WHAT YOU WILL DO
If "Resolution" shows up in a line of the material, return that line.

RECORD SET
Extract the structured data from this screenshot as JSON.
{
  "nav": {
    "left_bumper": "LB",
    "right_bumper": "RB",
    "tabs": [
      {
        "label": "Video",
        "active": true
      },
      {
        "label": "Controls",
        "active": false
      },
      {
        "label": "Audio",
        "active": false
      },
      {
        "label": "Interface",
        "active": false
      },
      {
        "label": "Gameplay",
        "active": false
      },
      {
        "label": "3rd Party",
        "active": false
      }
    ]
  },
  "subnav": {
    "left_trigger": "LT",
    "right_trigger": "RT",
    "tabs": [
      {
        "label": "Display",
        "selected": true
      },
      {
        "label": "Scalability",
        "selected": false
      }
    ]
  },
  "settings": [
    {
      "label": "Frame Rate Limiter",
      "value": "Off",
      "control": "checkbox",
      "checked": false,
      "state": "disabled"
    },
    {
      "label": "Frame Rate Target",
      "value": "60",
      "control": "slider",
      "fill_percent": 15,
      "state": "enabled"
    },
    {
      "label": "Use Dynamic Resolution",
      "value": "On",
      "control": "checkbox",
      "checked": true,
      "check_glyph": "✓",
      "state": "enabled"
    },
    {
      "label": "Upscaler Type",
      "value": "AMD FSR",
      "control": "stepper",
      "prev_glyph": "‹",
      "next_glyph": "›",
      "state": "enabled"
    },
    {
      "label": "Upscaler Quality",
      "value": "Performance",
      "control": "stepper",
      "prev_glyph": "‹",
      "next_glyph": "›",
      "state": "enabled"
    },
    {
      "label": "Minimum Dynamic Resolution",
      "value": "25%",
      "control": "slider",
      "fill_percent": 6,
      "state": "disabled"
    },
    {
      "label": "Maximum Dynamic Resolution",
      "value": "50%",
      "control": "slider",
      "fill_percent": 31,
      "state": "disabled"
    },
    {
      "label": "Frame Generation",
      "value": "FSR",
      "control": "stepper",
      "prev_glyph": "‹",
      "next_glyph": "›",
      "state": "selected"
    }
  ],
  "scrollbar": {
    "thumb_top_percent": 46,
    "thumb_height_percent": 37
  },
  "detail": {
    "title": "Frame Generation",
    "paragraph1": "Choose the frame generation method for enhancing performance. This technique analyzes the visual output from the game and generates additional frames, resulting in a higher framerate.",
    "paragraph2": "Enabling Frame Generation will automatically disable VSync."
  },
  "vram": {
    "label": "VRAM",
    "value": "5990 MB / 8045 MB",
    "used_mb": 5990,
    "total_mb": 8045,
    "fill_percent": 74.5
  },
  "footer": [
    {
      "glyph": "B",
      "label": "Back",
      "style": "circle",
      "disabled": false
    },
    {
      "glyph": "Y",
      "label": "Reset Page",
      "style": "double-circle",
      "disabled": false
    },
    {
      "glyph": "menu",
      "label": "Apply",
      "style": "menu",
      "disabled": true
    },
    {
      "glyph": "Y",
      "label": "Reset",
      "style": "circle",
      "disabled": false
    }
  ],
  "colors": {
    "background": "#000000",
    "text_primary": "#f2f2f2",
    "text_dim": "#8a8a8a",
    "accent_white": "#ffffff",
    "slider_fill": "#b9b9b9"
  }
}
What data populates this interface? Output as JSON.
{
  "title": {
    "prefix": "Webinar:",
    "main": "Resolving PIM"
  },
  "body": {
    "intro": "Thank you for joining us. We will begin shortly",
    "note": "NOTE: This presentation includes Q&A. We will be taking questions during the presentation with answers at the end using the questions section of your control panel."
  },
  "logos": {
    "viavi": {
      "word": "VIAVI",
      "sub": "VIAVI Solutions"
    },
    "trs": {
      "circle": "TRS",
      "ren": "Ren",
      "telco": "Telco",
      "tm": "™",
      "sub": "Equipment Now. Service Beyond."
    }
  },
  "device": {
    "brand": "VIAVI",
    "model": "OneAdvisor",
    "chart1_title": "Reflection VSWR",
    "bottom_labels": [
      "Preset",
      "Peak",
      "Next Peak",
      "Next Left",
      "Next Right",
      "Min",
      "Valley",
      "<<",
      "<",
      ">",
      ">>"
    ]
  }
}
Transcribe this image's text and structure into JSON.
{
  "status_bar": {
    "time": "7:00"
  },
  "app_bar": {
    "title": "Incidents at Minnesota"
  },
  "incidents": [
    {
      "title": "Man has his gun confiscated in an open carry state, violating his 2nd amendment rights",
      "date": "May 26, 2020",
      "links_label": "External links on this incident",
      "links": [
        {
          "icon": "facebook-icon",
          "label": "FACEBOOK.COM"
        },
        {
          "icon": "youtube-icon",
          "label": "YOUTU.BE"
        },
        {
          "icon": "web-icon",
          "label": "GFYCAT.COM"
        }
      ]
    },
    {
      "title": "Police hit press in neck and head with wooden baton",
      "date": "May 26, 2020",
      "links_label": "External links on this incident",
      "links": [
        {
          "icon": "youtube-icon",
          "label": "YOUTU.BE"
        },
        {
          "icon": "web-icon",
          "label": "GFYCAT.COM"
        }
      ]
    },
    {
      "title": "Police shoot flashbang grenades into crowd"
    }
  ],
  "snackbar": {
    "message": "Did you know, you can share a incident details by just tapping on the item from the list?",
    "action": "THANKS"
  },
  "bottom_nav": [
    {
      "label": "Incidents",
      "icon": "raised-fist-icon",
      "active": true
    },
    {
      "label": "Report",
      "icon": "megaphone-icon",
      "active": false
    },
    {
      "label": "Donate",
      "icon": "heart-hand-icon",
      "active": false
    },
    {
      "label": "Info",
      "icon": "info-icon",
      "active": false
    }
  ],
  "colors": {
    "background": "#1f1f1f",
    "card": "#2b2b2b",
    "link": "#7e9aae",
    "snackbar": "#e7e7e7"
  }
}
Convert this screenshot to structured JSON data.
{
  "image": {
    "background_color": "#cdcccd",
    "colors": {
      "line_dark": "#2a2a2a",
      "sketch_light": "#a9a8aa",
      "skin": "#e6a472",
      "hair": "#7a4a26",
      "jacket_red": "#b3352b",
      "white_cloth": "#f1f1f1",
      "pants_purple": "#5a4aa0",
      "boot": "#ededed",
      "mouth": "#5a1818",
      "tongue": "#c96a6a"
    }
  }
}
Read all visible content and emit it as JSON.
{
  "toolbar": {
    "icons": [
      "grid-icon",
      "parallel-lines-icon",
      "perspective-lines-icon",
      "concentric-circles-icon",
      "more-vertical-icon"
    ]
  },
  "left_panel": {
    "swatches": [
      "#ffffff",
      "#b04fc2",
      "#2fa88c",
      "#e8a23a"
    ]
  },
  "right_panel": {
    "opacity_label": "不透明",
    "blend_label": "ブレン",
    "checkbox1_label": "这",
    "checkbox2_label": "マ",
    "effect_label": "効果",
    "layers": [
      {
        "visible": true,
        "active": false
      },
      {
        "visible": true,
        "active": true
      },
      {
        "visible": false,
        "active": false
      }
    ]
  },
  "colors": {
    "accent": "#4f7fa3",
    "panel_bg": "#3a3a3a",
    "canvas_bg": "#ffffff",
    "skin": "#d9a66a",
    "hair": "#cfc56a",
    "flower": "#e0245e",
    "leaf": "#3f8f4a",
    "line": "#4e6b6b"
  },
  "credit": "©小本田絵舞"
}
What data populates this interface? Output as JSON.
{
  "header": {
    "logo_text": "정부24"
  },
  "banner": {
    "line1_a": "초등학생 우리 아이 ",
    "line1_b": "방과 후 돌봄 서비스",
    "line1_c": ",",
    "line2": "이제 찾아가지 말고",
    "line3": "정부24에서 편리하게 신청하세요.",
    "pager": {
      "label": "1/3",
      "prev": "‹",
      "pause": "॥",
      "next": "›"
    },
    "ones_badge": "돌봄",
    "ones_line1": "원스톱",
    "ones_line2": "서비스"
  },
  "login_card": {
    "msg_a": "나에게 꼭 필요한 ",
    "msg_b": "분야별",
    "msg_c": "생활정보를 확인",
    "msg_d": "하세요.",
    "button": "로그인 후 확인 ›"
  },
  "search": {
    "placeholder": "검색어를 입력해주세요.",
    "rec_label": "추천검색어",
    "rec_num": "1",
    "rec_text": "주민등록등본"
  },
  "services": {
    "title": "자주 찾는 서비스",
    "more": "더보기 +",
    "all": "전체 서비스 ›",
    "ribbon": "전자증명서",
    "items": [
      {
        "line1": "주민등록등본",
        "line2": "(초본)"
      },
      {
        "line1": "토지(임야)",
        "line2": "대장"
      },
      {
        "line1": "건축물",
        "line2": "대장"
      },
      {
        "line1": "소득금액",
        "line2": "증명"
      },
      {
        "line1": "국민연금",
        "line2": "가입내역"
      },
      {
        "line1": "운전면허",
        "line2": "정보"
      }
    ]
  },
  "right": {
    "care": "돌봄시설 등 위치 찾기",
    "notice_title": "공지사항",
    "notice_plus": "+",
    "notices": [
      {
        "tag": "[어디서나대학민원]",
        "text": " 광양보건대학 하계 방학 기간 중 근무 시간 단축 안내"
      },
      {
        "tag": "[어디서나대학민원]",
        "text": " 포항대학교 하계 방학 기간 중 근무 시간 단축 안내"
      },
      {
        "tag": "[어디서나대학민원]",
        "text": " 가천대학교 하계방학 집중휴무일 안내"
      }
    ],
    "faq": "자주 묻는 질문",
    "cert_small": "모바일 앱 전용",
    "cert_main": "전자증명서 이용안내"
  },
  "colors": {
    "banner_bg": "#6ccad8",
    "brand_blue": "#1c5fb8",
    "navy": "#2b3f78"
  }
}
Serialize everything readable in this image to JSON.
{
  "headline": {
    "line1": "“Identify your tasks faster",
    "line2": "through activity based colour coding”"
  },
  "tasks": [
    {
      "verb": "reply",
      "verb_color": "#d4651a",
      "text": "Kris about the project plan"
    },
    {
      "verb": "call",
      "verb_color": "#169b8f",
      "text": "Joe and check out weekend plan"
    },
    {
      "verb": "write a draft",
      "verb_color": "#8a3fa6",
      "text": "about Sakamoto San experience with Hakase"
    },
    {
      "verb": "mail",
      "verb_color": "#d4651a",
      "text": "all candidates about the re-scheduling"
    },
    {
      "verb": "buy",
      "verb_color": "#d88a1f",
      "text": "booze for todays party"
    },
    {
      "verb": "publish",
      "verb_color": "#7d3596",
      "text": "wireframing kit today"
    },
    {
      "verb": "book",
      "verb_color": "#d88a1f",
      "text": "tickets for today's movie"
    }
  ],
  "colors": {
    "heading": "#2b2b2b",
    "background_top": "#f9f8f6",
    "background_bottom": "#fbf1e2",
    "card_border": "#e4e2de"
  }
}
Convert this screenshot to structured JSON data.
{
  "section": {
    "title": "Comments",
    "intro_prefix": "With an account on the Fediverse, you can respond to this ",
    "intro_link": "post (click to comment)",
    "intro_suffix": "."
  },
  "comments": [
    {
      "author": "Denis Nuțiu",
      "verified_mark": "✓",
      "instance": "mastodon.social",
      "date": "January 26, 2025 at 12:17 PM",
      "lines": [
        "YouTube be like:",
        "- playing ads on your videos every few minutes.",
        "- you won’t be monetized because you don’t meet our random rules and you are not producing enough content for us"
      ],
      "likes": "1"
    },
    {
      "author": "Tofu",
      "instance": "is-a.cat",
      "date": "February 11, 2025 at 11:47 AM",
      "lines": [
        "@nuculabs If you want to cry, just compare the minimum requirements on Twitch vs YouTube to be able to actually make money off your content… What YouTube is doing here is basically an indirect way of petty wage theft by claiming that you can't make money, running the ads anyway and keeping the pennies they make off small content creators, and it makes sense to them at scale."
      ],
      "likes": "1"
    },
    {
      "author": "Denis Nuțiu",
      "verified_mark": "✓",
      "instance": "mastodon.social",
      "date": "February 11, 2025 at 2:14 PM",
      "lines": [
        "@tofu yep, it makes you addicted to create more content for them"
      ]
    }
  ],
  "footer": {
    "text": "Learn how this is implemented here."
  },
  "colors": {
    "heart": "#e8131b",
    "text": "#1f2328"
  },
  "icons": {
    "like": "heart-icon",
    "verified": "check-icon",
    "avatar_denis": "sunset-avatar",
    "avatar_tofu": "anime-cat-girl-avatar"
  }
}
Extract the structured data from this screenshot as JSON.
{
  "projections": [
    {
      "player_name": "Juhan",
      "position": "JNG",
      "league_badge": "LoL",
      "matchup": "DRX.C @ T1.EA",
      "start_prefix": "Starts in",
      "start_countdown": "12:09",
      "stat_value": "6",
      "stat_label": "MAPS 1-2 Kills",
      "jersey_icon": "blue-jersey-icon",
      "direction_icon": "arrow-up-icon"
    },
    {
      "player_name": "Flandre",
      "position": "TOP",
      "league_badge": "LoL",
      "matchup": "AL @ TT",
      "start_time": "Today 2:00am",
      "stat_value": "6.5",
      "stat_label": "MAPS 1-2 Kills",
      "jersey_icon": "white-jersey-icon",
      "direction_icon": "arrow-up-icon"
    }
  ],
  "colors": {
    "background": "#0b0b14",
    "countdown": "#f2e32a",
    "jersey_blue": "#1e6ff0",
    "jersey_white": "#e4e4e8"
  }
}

TASK OUTPUT
      "label": "Use Dynamic Resolution",
      "label": "Minimum Dynamic Resolution",
      "label": "Maximum Dynamic Resolution",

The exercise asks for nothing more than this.